Public discourse on Asian parenting tends to fixate on ethnic culture as a static value set, disguising the fluidity and diversity of Chinese parenting. Such stereotypes also fail to account for the challenges of raising children in a rapidly modernizing world, full of globalizing values. In Raising Global Families, Pei-Chia Lan examines how ethnic Chinese parents in Taiwan and the United States negotiate cultural differences and class inequality to raise children in the contexts of globalization and immigration. She draws on a uniquely comparative, multisited research model with four groups of parents: middle-class and working-class parents in Taiwan, and middle-class and working-class Chinese immigrants in the Boston area. Despite sharing a similar ethnic cultural background, these parents develop class-specific, context-sensitive strategies for arranging their children's education, care, and discipline, and for coping with uncertainties provoked by their changing surroundings. Lan's cross-Pacific comparison demonstrates that class inequality permeates the fabric of family life, even as it takes shape in different ways across national contexts.

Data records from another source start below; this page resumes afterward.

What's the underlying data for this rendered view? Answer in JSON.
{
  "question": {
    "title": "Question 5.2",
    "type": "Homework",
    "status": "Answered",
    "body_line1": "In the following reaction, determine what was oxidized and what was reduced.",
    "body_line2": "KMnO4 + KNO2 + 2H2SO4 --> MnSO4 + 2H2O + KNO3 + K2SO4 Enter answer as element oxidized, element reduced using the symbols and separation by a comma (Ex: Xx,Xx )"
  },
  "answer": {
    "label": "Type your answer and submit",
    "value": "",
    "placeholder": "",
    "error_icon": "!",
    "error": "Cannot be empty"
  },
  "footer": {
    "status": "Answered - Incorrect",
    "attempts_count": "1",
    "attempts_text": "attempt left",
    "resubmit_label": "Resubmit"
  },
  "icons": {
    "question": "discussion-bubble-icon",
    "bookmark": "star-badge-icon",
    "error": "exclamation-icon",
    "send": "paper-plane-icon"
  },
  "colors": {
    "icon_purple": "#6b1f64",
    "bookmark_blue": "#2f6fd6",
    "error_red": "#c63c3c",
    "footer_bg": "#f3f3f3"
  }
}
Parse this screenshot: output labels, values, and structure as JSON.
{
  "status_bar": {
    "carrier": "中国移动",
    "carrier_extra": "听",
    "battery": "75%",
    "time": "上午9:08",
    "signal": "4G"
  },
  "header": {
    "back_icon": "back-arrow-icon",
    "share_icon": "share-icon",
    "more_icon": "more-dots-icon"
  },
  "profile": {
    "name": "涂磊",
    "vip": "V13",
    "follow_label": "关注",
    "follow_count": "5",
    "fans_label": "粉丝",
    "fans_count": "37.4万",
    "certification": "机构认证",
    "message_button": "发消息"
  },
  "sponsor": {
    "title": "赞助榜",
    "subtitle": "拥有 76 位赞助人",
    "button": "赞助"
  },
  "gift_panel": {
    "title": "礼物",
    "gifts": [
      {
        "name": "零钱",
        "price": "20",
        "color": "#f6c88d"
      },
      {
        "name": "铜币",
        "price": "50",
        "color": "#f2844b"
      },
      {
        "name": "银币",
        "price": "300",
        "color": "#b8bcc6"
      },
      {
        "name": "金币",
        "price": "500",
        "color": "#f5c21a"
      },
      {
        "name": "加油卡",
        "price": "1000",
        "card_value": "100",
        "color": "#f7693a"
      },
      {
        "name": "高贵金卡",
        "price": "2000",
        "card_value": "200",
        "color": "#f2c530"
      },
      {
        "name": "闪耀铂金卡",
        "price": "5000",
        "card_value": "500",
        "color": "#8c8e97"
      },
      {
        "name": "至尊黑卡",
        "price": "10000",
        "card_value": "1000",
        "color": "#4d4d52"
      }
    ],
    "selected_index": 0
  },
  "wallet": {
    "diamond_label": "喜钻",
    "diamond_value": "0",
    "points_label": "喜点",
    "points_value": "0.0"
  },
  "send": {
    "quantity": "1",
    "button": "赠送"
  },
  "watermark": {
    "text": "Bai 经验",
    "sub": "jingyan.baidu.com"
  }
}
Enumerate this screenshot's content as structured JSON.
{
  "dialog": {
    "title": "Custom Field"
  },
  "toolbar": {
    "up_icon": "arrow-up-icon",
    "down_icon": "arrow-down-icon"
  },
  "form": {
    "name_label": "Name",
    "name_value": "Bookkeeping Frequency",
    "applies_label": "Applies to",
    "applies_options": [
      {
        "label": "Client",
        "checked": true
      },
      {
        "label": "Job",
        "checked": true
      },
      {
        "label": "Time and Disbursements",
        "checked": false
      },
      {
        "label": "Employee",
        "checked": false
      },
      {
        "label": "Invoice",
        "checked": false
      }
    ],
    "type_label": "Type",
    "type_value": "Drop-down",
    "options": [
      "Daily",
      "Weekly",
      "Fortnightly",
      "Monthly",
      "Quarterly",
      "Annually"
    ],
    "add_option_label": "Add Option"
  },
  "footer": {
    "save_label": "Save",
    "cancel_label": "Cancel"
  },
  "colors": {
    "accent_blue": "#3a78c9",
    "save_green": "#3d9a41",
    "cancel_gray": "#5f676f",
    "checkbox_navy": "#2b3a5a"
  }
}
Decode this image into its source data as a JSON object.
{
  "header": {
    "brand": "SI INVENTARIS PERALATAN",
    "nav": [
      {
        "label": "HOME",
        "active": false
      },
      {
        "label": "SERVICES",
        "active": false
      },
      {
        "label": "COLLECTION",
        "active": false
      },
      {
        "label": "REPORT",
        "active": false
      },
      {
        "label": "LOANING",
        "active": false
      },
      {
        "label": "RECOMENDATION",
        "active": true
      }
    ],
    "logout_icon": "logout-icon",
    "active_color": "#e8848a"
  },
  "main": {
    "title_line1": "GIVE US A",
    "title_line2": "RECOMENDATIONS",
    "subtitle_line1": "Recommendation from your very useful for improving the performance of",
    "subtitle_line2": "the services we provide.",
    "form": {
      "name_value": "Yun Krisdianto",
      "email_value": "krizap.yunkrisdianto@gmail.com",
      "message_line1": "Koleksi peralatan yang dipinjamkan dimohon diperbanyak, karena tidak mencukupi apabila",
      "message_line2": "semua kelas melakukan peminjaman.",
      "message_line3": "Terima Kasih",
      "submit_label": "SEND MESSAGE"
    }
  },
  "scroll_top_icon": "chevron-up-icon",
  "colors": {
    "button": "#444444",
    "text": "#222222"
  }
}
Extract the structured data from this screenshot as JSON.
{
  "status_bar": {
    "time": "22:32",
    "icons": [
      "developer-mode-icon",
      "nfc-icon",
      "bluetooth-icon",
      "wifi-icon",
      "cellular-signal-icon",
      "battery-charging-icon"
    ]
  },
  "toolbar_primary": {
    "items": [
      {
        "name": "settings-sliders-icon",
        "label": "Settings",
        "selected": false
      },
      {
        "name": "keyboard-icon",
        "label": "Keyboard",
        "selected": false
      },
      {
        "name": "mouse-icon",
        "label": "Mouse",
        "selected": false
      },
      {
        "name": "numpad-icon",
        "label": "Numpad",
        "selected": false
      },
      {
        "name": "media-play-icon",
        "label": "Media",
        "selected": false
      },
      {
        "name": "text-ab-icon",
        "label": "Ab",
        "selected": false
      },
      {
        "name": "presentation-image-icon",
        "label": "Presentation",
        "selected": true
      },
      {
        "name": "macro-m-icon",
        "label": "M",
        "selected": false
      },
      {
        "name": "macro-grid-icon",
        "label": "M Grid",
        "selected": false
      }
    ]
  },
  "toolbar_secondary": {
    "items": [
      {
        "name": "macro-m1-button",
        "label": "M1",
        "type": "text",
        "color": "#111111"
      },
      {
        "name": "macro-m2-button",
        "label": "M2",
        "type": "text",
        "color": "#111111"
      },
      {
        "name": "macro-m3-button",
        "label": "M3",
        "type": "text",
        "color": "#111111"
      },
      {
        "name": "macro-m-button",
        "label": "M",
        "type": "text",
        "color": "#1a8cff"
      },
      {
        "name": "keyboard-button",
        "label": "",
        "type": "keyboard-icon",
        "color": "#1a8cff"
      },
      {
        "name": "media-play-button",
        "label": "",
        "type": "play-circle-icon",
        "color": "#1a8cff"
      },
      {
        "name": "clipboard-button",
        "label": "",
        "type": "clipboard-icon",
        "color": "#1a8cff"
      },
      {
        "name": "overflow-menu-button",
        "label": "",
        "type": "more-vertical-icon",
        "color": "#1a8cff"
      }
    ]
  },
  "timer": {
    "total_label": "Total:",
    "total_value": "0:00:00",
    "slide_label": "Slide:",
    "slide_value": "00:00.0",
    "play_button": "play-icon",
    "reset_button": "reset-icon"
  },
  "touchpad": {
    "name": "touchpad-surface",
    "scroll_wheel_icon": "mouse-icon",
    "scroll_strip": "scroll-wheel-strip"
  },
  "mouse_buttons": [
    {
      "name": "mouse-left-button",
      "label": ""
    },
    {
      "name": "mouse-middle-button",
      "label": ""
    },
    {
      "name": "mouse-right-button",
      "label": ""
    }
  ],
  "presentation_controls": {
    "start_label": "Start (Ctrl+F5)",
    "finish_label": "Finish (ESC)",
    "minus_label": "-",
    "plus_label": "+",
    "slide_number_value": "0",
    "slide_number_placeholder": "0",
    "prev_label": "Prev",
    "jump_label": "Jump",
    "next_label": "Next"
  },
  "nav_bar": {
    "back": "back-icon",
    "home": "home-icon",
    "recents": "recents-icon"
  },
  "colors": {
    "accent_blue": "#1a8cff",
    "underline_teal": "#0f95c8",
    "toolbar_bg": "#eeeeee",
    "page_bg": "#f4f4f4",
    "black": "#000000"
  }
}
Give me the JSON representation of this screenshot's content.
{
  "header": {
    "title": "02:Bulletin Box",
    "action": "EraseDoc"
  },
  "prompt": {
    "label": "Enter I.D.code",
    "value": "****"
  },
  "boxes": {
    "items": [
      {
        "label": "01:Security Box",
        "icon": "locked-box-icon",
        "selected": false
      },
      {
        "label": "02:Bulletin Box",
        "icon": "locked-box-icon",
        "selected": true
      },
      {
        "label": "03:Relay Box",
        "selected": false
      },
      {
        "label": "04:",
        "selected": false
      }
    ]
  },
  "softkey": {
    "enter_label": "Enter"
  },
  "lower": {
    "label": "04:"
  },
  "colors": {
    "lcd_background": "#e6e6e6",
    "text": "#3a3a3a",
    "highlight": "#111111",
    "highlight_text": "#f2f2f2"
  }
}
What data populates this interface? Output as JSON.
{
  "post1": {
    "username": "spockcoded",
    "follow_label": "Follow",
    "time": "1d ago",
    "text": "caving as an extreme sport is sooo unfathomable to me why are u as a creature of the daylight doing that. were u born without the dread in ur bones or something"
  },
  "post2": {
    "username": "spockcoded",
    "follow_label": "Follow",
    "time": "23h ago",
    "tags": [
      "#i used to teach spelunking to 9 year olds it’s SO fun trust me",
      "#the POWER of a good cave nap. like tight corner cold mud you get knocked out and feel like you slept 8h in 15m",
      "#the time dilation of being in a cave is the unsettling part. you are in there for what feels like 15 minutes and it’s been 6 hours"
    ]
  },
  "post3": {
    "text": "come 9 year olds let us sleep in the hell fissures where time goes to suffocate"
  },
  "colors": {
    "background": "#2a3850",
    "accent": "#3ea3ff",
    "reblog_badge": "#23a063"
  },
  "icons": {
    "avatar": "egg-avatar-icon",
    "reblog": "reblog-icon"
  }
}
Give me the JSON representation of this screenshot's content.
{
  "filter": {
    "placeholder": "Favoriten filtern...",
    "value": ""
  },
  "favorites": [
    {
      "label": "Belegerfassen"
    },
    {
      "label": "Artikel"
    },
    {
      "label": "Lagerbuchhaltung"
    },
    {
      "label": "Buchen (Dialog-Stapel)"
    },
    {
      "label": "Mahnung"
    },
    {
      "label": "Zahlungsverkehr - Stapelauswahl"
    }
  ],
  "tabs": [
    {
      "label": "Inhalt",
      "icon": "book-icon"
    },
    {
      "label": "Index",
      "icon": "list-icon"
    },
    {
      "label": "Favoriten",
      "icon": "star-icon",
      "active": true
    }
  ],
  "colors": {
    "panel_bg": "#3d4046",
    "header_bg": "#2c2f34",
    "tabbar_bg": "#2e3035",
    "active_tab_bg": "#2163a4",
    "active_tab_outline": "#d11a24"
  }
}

About the author
Pei-Chia Lan is Distinguished Professor of Sociology at National Taiwan University. She is the author of Global Cinderellas: Migrant Domestics and Newly Rich Employers in Taiwan (2006), which won the ASA Distinguished Book Award.
"Pei-Chia Lan makes an extraordinary contribution to contemporary scholarship on parenting strategies by demonstrating how ethnic culture and social class interact within four different social groups spanning two geographic regions. As she does, she illuminates complex processes such as globalization and transnationalism, making this a superb book for classroom use."
—Margaret K. Nelson, author of Parenting Out of Control: Anxious Parents in Uncertain Times
"Raising Global Families dispels the myth of the tiger mom, telling a compelling story of parenting that is less about unique cultures than about the forces of globalization. Through thoughtful and meticulous analysis of ethnographic data in transnational contexts, Pei-Chia Lan demonstrates how Chinese parents in Taiwan and the United States cope with their intensified feelings of ambivalence and insecurity and how this surfaces in childrearing. This study advances the understanding of parenting beyond the family and local milieus."
—Min Zhou, University of California, Los Angeles
"Lan's insightful and skillfully-written book offers an intimate glimpse into the lives of Taiwanese families in Taiwan and the United States who endeavor to raise upwardly-mobile children. This is a must-read for all who seek to understand family, class, and mobility in the age of global capitalism."
—Carolyn Chen, University of California, Berkeley
"Lan's methodological design is ambitious and analytically innovative; it is cross-national, cross-class, and multi-method...Global Families offers an invaluable take on parenting practices...Lan makes a convincing case that future studies of immigrant parenting strategies in the United States must consider these cross-national, cross-class ties in their analyses."––Tiffany J. Huang and Jennifer Lee, Social Forces
"Raising Global Families is engaging, and Lan's analysis is detailed and nuanced. The readability and rigorousness of this book make it attractive not only to students and scholars with interests in Migration, Globalization, Pedagogy, Class and Culture, as well as Chinese studies, but also to nonacademic readership, such as policy makers and others who are interested in fostering their children's global competitiveness."––Yu-chin Tseng, China Review International
"Raising Global Families dismantles the belief in a blanket Asian parenting culture, showing instead how the practice of parenting varies across social classes and national contexts and transforms over time."
—Yn Lê Espiritu, American Journal of Sociology
"This is a must-read book for scholars of education, immigration, globalisation and class stratification, as well as any parents, students or educational practitioners who are interested in learning more about unequal childhood and parents' struggles to raise a global child in a transnational context."
—Siqi Tu, The Sociological Review